:: DATA FOR THIS EXERCISE

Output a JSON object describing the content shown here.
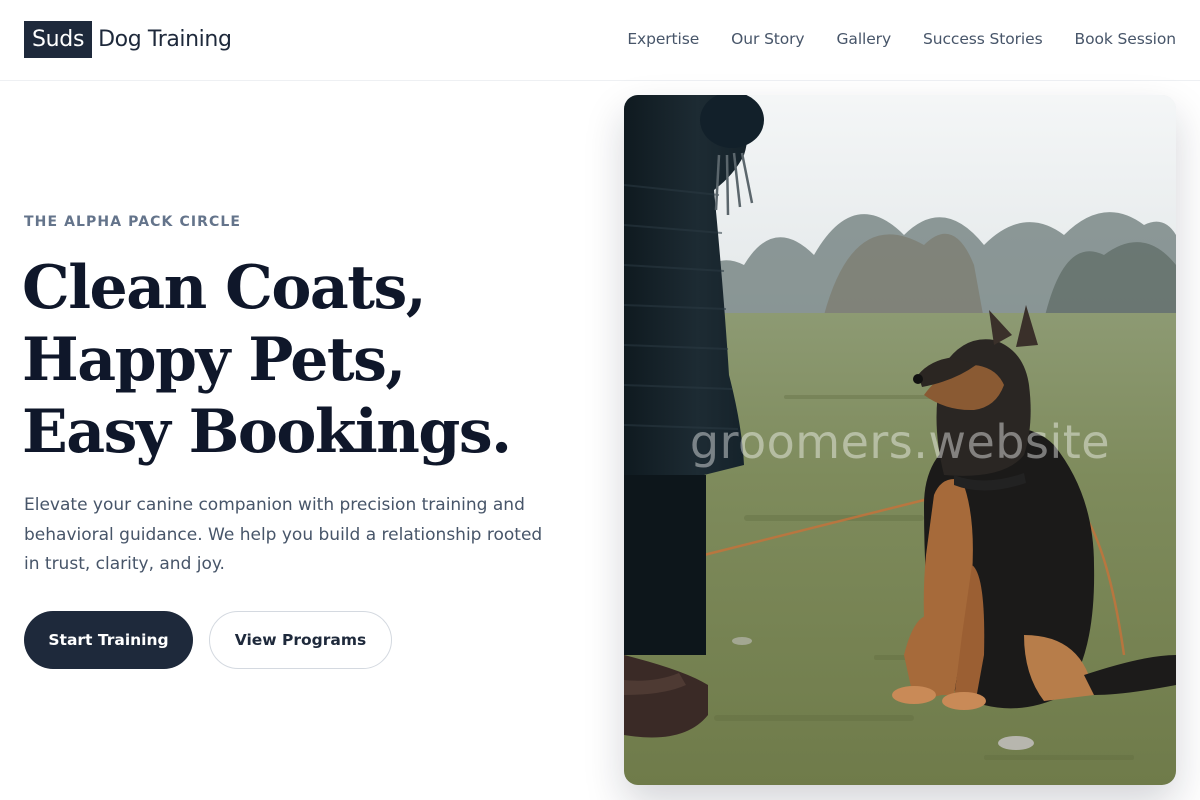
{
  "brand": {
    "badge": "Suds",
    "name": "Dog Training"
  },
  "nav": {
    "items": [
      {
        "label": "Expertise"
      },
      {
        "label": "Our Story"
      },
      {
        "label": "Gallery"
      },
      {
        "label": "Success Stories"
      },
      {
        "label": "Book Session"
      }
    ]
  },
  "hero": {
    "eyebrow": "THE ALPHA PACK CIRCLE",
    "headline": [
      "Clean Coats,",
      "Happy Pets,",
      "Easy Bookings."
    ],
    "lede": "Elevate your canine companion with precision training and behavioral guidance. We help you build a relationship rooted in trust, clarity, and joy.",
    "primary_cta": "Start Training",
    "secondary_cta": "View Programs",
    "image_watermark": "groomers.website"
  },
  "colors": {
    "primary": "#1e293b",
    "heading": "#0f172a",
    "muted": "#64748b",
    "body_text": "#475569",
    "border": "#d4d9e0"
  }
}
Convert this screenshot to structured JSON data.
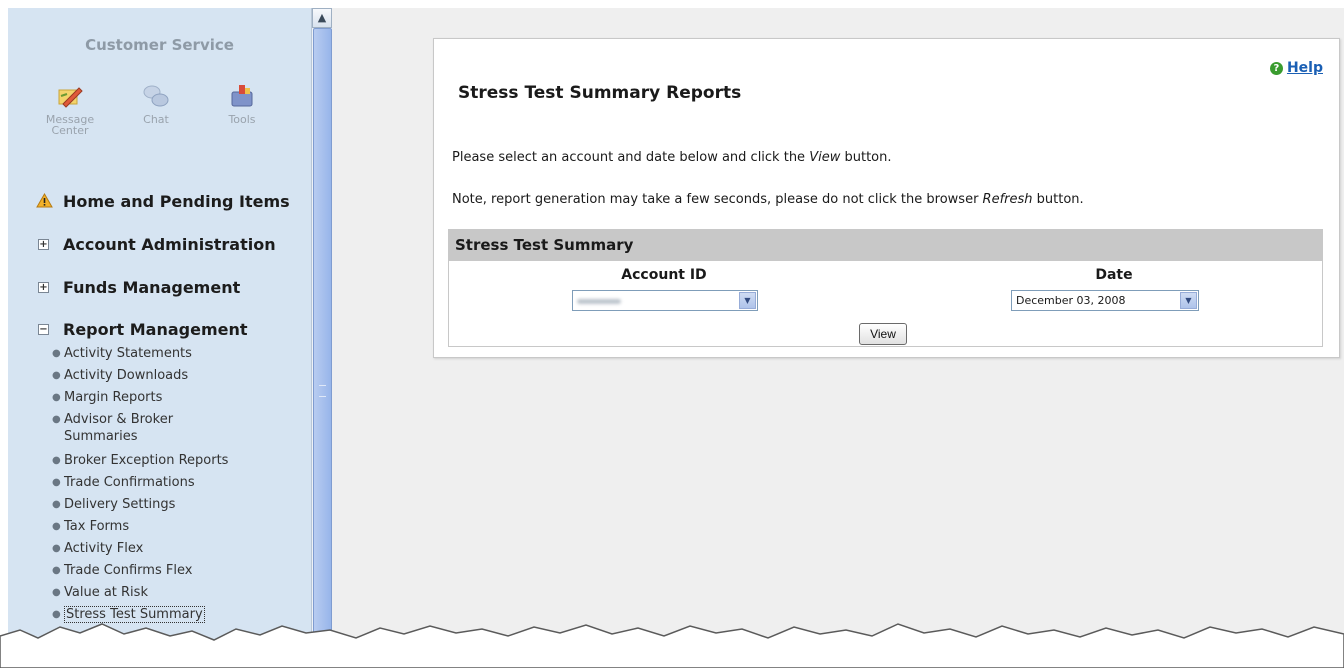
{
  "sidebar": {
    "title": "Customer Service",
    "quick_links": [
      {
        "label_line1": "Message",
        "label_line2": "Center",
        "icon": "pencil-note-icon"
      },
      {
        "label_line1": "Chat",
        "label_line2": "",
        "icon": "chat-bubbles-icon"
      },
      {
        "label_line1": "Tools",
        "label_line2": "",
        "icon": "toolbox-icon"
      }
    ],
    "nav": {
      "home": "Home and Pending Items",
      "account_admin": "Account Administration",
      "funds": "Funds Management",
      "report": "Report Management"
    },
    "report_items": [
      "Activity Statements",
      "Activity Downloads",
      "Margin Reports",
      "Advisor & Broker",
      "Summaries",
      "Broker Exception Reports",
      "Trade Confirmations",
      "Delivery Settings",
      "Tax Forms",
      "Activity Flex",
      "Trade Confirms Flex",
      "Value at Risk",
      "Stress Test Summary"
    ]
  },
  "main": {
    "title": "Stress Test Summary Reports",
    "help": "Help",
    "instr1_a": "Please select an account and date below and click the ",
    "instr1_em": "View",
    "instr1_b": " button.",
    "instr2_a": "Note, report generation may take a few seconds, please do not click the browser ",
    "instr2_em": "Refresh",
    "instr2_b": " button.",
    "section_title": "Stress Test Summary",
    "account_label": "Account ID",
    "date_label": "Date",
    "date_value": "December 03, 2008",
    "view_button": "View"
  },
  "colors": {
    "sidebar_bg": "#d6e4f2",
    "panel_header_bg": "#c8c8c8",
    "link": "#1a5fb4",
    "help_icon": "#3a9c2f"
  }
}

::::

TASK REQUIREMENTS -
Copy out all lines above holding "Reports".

TASK RESULT -
      "Margin Reports",
      "Broker Exception Reports",
    "title": "Stress Test Summary Reports",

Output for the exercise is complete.